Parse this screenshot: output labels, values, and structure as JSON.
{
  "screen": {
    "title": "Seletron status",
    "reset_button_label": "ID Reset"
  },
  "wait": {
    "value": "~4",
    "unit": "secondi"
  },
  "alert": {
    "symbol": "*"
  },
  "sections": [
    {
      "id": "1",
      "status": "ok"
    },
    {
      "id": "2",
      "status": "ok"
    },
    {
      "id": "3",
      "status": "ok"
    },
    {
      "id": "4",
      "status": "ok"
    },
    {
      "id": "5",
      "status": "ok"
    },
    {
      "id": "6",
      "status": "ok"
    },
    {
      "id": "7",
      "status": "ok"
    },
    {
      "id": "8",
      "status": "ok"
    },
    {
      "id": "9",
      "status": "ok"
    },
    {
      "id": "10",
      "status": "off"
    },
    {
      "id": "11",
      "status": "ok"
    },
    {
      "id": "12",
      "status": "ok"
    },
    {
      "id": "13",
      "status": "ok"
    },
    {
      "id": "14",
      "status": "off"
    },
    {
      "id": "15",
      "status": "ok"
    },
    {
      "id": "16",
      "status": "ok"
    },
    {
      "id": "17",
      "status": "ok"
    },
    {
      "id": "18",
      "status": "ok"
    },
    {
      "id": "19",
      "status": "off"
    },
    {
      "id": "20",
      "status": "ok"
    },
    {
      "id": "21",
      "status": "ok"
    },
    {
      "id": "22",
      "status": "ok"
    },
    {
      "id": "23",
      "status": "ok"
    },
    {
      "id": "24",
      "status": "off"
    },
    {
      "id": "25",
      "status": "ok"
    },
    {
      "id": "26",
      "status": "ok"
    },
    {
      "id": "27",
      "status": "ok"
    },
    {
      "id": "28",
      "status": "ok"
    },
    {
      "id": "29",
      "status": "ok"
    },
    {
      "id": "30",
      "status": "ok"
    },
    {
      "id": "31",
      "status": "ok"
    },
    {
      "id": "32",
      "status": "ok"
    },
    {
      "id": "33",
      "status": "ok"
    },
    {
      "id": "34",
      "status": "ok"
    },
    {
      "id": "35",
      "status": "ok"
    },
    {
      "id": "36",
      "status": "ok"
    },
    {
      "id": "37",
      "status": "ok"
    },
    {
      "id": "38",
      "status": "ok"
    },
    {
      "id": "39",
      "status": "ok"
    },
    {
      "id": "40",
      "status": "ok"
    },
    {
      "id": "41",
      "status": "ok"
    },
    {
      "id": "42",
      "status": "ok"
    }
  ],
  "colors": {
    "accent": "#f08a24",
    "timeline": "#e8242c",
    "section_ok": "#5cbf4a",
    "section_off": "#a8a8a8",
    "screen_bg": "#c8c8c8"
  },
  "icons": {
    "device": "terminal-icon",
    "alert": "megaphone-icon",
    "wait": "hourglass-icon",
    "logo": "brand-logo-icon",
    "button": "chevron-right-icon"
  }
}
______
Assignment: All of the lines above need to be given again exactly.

Result for this exercise:
Parse this screenshot: output labels, values, and structure as JSON.
{
  "screen": {
    "title": "Seletron status",
    "reset_button_label": "ID Reset"
  },
  "wait": {
    "value": "~4",
    "unit": "secondi"
  },
  "alert": {
    "symbol": "*"
  },
  "sections": [
    {
      "id": "1",
      "status": "ok"
    },
    {
      "id": "2",
      "status": "ok"
    },
    {
      "id": "3",
      "status": "ok"
    },
    {
      "id": "4",
      "status": "ok"
    },
    {
      "id": "5",
      "status": "ok"
    },
    {
      "id": "6",
      "status": "ok"
    },
    {
      "id": "7",
      "status": "ok"
    },
    {
      "id": "8",
      "status": "ok"
    },
    {
      "id": "9",
      "status": "ok"
    },
    {
      "id": "10",
      "status": "off"
    },
    {
      "id": "11",
      "status": "ok"
    },
    {
      "id": "12",
      "status": "ok"
    },
    {
      "id": "13",
      "status": "ok"
    },
    {
      "id": "14",
      "status": "off"
    },
    {
      "id": "15",
      "status": "ok"
    },
    {
      "id": "16",
      "status": "ok"
    },
    {
      "id": "17",
      "status": "ok"
    },
    {
      "id": "18",
      "status": "ok"
    },
    {
      "id": "19",
      "status": "off"
    },
    {
      "id": "20",
      "status": "ok"
    },
    {
      "id": "21",
      "status": "ok"
    },
    {
      "id": "22",
      "status": "ok"
    },
    {
      "id": "23",
      "status": "ok"
    },
    {
      "id": "24",
      "status": "off"
    },
    {
      "id": "25",
      "status": "ok"
    },
    {
      "id": "26",
      "status": "ok"
    },
    {
      "id": "27",
      "status": "ok"
    },
    {
      "id": "28",
      "status": "ok"
    },
    {
      "id": "29",
      "status": "ok"
    },
    {
      "id": "30",
      "status": "ok"
    },
    {
      "id": "31",
      "status": "ok"
    },
    {
      "id": "32",
      "status": "ok"
    },
    {
      "id": "33",
      "status": "ok"
    },
    {
      "id": "34",
      "status": "ok"
    },
    {
      "id": "35",
      "status": "ok"
    },
    {
      "id": "36",
      "status": "ok"
    },
    {
      "id": "37",
      "status": "ok"
    },
    {
      "id": "38",
      "status": "ok"
    },
    {
      "id": "39",
      "status": "ok"
    },
    {
      "id": "40",
      "status": "ok"
    },
    {
      "id": "41",
      "status": "ok"
    },
    {
      "id": "42",
      "status": "ok"
    }
  ],
  "colors": {
    "accent": "#f08a24",
    "timeline": "#e8242c",
    "section_ok": "#5cbf4a",
    "section_off": "#a8a8a8",
    "screen_bg": "#c8c8c8"
  },
  "icons": {
    "device": "terminal-icon",
    "alert": "megaphone-icon",
    "wait": "hourglass-icon",
    "logo": "brand-logo-icon",
    "button": "chevron-right-icon"
  }
}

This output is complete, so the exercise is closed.